→ ACTIVITY
Search the material for "title" and show all lines that contain it.

→ RECORDS TO PROCESS
*** Block opens ***

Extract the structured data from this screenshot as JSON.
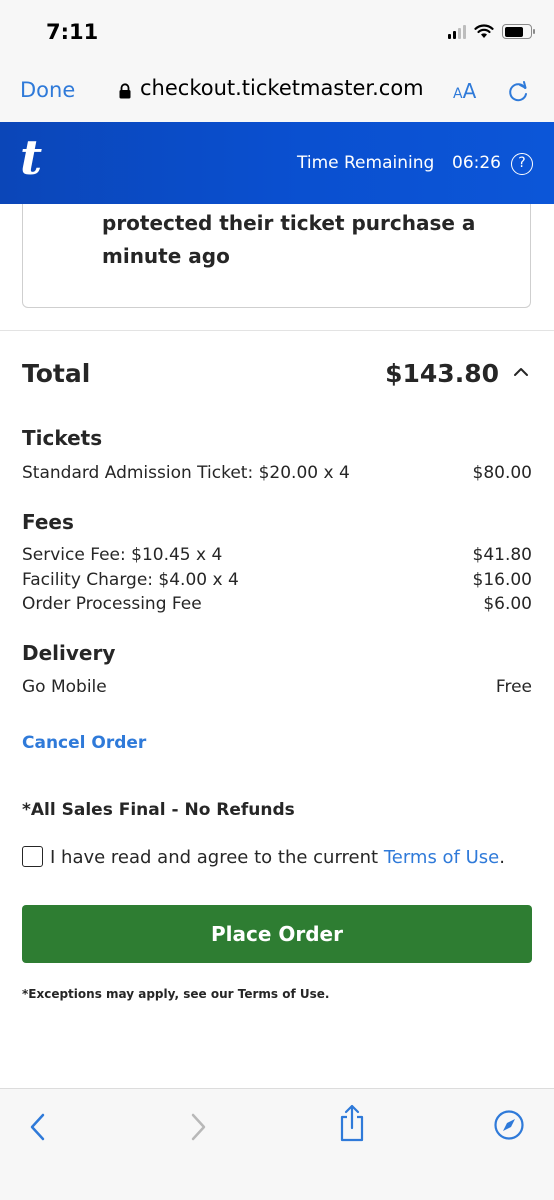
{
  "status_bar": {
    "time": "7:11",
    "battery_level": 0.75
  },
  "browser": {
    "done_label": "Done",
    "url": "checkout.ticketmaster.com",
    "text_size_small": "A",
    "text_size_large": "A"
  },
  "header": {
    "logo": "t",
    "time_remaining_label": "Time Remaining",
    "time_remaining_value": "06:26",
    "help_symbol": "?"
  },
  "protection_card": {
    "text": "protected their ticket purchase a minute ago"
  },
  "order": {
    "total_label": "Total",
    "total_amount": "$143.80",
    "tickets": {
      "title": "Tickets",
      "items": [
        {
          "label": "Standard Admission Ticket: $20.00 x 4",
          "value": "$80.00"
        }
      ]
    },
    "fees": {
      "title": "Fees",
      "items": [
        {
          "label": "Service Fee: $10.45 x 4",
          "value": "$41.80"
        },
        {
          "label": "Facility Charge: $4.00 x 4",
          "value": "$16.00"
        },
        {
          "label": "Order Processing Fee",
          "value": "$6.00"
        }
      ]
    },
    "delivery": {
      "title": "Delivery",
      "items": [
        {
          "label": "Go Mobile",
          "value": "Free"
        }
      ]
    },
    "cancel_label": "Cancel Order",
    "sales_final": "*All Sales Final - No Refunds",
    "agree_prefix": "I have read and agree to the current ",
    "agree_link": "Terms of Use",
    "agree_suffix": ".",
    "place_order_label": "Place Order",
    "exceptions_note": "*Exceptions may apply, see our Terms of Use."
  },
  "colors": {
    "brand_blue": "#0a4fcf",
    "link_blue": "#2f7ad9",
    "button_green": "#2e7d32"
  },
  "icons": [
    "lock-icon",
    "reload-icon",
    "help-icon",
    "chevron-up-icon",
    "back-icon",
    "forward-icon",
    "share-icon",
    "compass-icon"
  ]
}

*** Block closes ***
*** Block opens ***

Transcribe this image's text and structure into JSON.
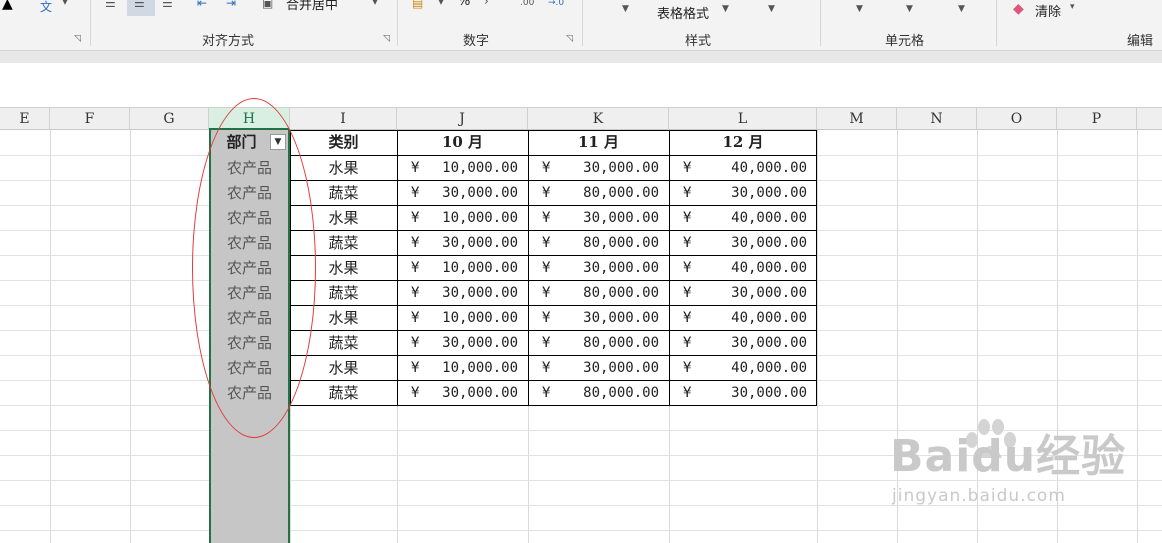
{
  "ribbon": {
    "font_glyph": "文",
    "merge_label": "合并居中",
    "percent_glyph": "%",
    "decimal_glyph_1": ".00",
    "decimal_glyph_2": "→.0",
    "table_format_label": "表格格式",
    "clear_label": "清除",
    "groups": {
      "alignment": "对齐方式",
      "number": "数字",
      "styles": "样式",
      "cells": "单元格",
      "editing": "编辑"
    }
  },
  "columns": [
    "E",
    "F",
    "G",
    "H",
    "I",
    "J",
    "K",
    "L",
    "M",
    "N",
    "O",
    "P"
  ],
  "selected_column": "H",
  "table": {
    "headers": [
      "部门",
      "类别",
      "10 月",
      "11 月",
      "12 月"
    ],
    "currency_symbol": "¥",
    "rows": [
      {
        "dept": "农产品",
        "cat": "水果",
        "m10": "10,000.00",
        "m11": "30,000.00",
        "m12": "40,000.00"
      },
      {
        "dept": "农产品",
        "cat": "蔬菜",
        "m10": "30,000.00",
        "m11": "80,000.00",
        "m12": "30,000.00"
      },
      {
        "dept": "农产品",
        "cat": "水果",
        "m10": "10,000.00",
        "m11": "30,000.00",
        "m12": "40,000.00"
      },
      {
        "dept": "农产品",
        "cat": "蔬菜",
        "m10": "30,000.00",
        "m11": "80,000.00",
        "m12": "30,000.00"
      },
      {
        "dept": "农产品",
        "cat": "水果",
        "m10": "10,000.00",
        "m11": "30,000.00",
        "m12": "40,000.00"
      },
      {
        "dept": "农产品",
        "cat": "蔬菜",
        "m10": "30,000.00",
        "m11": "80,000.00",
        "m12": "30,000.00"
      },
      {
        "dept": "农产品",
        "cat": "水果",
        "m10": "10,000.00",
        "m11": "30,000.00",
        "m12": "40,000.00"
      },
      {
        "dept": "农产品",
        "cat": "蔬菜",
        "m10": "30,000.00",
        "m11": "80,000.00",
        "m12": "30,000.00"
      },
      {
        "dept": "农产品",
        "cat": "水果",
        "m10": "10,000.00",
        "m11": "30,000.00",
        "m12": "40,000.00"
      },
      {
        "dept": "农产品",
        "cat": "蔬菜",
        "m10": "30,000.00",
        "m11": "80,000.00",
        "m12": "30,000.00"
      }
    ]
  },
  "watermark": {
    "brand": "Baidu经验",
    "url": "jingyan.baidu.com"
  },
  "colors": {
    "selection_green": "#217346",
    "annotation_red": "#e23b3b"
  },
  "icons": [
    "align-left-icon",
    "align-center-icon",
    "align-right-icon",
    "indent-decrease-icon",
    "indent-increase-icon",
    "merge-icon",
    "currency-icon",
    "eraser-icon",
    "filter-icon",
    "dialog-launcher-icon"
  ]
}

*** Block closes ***

→ THE ANSWER
      "title": "Tickets",
      "title": "Fees",
      "title": "Delivery",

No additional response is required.